→ Dataset content
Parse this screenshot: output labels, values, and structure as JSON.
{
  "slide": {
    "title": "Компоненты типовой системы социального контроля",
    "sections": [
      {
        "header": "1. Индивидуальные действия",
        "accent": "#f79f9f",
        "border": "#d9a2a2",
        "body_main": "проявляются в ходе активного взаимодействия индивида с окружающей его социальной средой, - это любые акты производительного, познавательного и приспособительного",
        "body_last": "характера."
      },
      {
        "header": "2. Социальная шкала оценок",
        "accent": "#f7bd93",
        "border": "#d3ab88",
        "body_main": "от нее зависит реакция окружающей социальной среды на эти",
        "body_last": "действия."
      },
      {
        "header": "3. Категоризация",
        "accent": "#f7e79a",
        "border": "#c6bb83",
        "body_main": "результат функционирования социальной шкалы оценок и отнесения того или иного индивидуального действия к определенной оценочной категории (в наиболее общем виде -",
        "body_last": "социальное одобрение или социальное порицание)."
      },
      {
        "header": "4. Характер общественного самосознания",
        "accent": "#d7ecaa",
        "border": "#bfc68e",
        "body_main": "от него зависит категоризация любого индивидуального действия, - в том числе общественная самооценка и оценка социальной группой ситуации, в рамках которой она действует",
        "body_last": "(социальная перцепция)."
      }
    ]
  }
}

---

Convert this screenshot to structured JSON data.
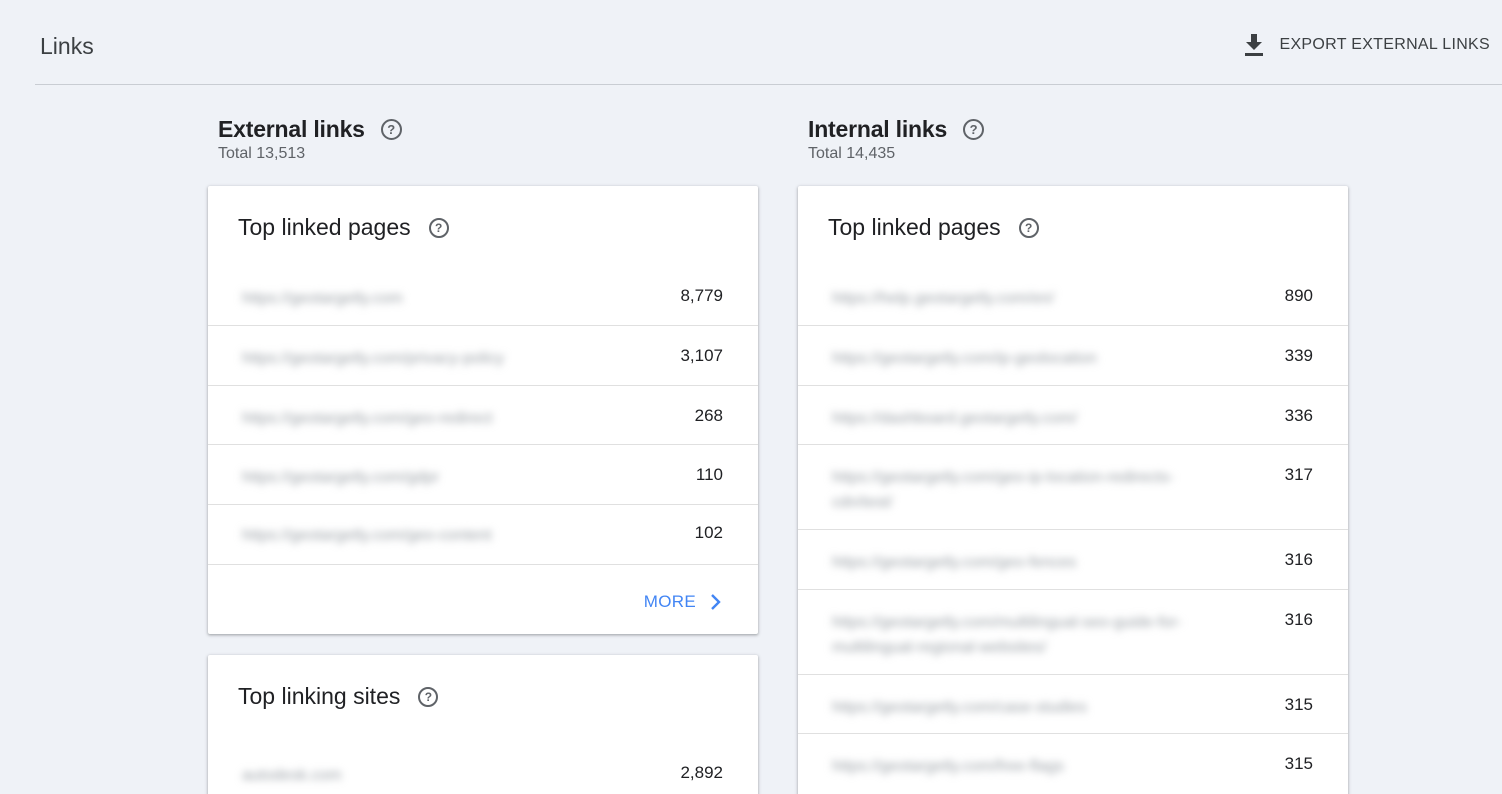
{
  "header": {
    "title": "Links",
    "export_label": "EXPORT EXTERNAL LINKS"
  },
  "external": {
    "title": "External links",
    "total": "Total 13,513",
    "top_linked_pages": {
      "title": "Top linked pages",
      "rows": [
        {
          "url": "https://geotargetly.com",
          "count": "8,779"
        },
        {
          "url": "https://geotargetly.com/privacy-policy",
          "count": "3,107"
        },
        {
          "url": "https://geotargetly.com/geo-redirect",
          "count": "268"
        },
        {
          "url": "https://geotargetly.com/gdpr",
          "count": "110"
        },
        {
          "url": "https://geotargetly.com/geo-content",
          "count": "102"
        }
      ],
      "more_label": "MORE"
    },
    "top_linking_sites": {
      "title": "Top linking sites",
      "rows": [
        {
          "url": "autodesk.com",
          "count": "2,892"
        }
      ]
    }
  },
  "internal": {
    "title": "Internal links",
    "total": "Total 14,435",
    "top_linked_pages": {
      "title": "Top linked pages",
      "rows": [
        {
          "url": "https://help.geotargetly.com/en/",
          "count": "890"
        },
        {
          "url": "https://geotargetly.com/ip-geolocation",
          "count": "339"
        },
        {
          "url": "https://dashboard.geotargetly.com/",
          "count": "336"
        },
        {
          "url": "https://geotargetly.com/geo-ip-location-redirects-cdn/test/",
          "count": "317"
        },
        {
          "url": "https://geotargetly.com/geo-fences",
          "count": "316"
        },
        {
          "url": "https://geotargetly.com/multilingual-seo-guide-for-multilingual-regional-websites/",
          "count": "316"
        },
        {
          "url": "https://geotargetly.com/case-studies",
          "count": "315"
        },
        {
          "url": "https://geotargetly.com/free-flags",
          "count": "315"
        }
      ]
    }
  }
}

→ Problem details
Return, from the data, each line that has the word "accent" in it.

→ Response for this exercise
        "accent": "#f79f9f",
        "accent": "#f7bd93",
        "accent": "#f7e79a",
        "accent": "#d7ecaa",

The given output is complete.